* Exercise requirements
Copy every entry word for word. Skip the pictures.

* Information provided
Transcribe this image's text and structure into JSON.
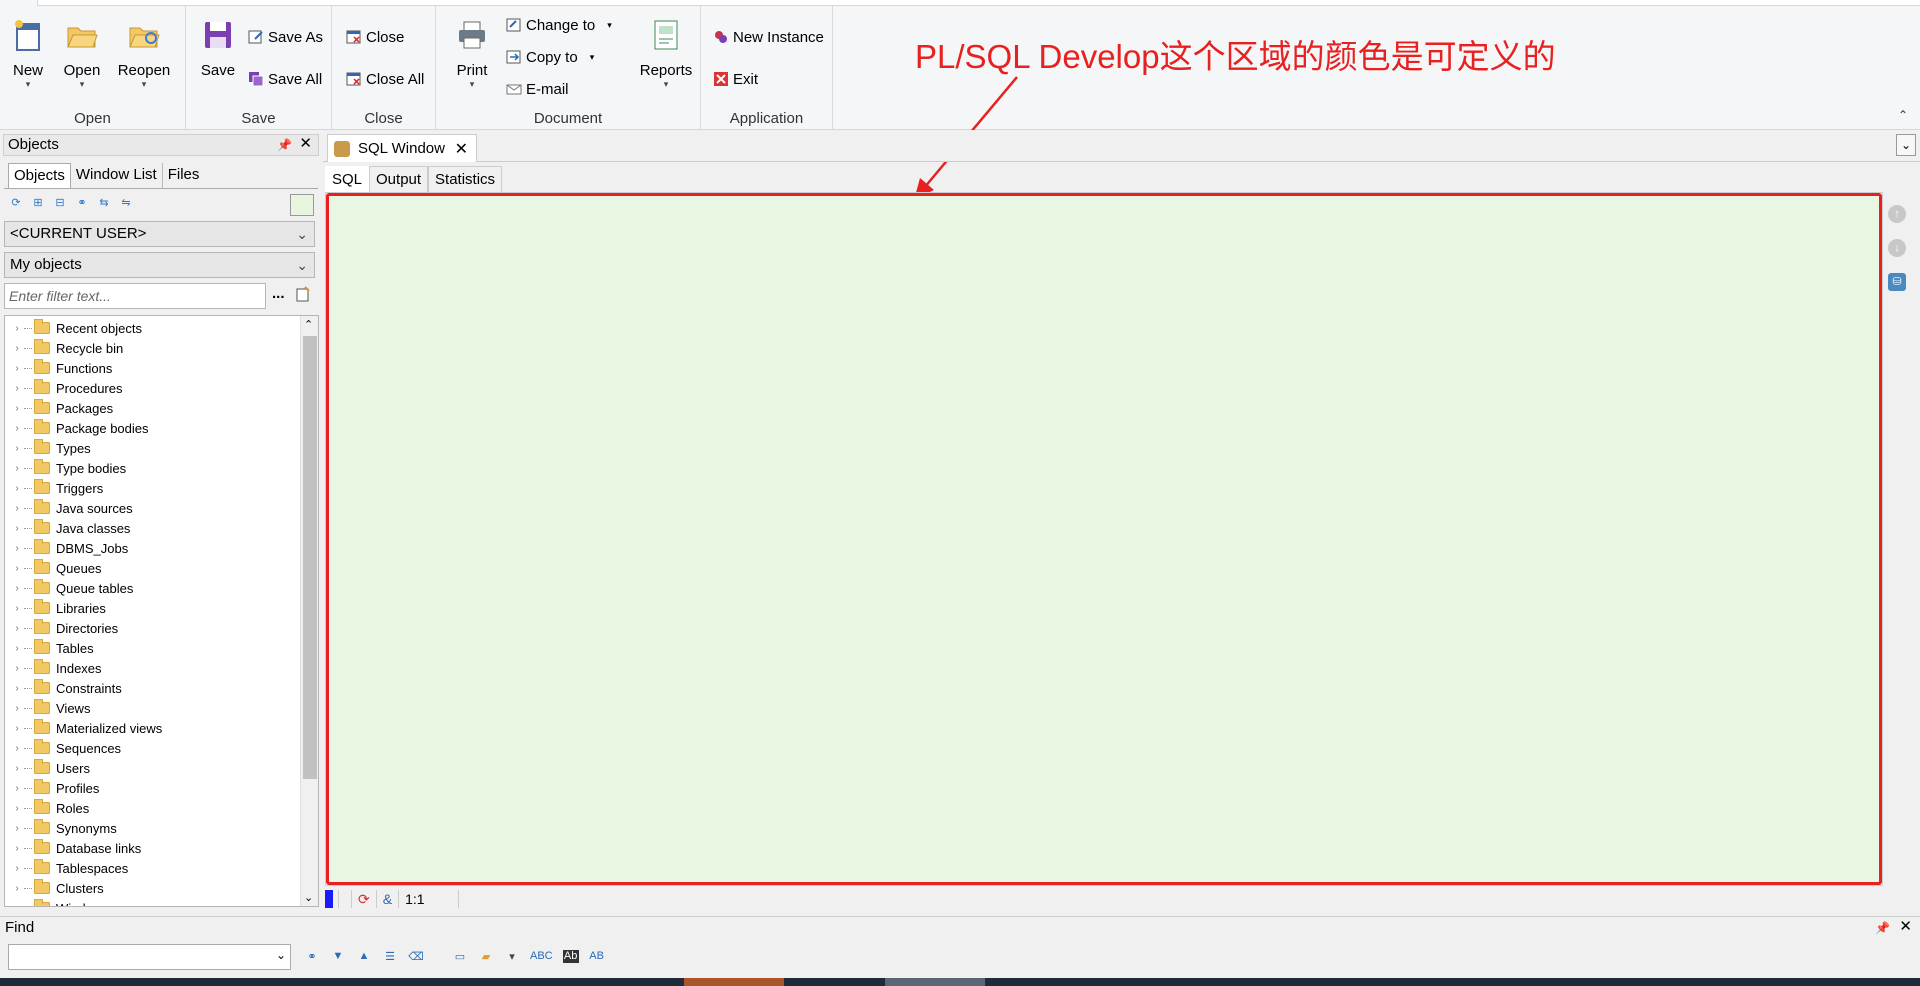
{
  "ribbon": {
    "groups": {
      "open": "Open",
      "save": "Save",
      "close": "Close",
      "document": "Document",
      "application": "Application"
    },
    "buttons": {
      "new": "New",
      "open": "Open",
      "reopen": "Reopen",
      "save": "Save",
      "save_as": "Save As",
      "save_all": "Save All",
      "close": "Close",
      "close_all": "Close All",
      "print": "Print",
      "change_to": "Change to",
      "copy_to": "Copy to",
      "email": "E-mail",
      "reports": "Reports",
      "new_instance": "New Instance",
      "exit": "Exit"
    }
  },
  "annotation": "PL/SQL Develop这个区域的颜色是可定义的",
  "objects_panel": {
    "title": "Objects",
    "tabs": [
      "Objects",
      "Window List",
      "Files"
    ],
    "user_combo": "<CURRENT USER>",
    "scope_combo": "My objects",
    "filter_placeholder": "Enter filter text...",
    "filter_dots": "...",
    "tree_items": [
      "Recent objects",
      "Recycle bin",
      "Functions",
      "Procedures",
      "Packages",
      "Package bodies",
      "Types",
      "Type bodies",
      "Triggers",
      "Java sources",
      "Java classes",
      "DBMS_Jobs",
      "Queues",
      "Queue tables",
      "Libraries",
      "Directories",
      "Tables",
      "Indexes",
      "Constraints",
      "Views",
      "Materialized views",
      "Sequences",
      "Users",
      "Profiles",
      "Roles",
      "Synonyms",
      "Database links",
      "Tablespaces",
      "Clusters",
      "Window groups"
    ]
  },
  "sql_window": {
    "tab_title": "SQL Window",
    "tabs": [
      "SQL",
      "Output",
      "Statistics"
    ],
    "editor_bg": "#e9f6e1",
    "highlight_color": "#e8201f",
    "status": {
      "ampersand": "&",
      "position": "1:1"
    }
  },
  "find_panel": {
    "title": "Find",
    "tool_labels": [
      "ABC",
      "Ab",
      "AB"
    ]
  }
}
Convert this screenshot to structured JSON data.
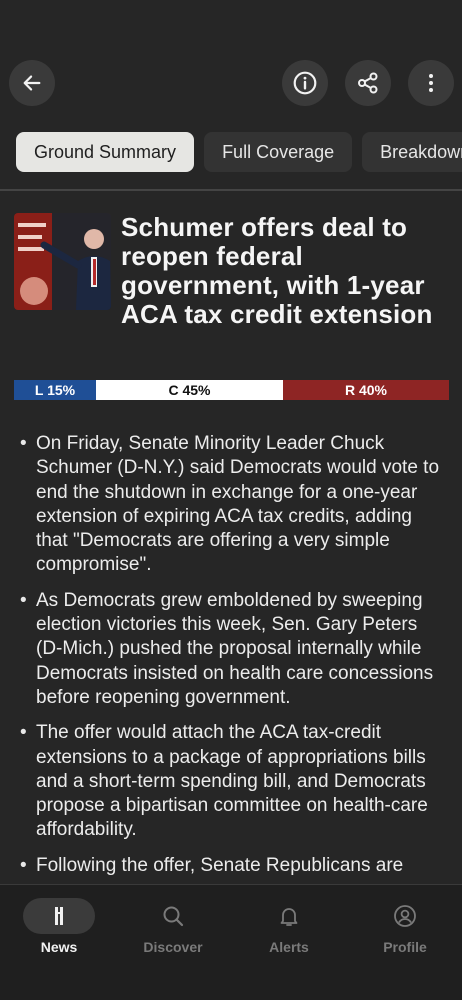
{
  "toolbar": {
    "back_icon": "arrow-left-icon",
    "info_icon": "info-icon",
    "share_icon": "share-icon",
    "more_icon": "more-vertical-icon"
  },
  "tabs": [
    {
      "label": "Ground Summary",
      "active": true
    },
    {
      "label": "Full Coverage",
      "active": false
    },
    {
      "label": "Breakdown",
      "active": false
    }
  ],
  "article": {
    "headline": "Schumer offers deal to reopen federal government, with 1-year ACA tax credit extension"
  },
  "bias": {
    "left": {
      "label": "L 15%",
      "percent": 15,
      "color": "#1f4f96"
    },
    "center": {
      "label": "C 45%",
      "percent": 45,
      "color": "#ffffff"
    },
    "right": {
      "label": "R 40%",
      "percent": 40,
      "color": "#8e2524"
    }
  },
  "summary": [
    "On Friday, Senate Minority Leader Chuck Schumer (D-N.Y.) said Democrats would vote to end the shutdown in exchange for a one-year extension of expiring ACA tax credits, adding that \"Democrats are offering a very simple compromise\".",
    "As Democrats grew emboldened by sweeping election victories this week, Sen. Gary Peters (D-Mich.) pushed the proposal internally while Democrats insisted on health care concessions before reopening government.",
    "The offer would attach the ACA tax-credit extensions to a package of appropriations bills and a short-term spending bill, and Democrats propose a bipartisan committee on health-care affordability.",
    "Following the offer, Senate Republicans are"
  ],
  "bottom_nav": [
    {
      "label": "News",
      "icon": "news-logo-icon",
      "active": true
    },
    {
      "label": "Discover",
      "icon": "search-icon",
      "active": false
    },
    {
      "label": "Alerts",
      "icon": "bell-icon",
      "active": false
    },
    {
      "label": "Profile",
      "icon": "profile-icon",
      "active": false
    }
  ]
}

* Task solution
Transcribe this image's text and structure into JSON.
{
  "ribbon": {
    "groups": {
      "open": "Open",
      "save": "Save",
      "close": "Close",
      "document": "Document",
      "application": "Application"
    },
    "buttons": {
      "new": "New",
      "open": "Open",
      "reopen": "Reopen",
      "save": "Save",
      "save_as": "Save As",
      "save_all": "Save All",
      "close": "Close",
      "close_all": "Close All",
      "print": "Print",
      "change_to": "Change to",
      "copy_to": "Copy to",
      "email": "E-mail",
      "reports": "Reports",
      "new_instance": "New Instance",
      "exit": "Exit"
    }
  },
  "annotation": "PL/SQL Develop这个区域的颜色是可定义的",
  "objects_panel": {
    "title": "Objects",
    "tabs": [
      "Objects",
      "Window List",
      "Files"
    ],
    "user_combo": "<CURRENT USER>",
    "scope_combo": "My objects",
    "filter_placeholder": "Enter filter text...",
    "filter_dots": "...",
    "tree_items": [
      "Recent objects",
      "Recycle bin",
      "Functions",
      "Procedures",
      "Packages",
      "Package bodies",
      "Types",
      "Type bodies",
      "Triggers",
      "Java sources",
      "Java classes",
      "DBMS_Jobs",
      "Queues",
      "Queue tables",
      "Libraries",
      "Directories",
      "Tables",
      "Indexes",
      "Constraints",
      "Views",
      "Materialized views",
      "Sequences",
      "Users",
      "Profiles",
      "Roles",
      "Synonyms",
      "Database links",
      "Tablespaces",
      "Clusters",
      "Window groups"
    ]
  },
  "sql_window": {
    "tab_title": "SQL Window",
    "tabs": [
      "SQL",
      "Output",
      "Statistics"
    ],
    "editor_bg": "#e9f6e1",
    "highlight_color": "#e8201f",
    "status": {
      "ampersand": "&",
      "position": "1:1"
    }
  },
  "find_panel": {
    "title": "Find",
    "tool_labels": [
      "ABC",
      "Ab",
      "AB"
    ]
  }
}
Convert this screenshot to structured JSON data.
{
  "toolbar": {
    "back_icon": "arrow-left-icon",
    "info_icon": "info-icon",
    "share_icon": "share-icon",
    "more_icon": "more-vertical-icon"
  },
  "tabs": [
    {
      "label": "Ground Summary",
      "active": true
    },
    {
      "label": "Full Coverage",
      "active": false
    },
    {
      "label": "Breakdown",
      "active": false
    }
  ],
  "article": {
    "headline": "Schumer offers deal to reopen federal government, with 1-year ACA tax credit extension"
  },
  "bias": {
    "left": {
      "label": "L 15%",
      "percent": 15,
      "color": "#1f4f96"
    },
    "center": {
      "label": "C 45%",
      "percent": 45,
      "color": "#ffffff"
    },
    "right": {
      "label": "R 40%",
      "percent": 40,
      "color": "#8e2524"
    }
  },
  "summary": [
    "On Friday, Senate Minority Leader Chuck Schumer (D-N.Y.) said Democrats would vote to end the shutdown in exchange for a one-year extension of expiring ACA tax credits, adding that \"Democrats are offering a very simple compromise\".",
    "As Democrats grew emboldened by sweeping election victories this week, Sen. Gary Peters (D-Mich.) pushed the proposal internally while Democrats insisted on health care concessions before reopening government.",
    "The offer would attach the ACA tax-credit extensions to a package of appropriations bills and a short-term spending bill, and Democrats propose a bipartisan committee on health-care affordability.",
    "Following the offer, Senate Republicans are"
  ],
  "bottom_nav": [
    {
      "label": "News",
      "icon": "news-logo-icon",
      "active": true
    },
    {
      "label": "Discover",
      "icon": "search-icon",
      "active": false
    },
    {
      "label": "Alerts",
      "icon": "bell-icon",
      "active": false
    },
    {
      "label": "Profile",
      "icon": "profile-icon",
      "active": false
    }
  ]
}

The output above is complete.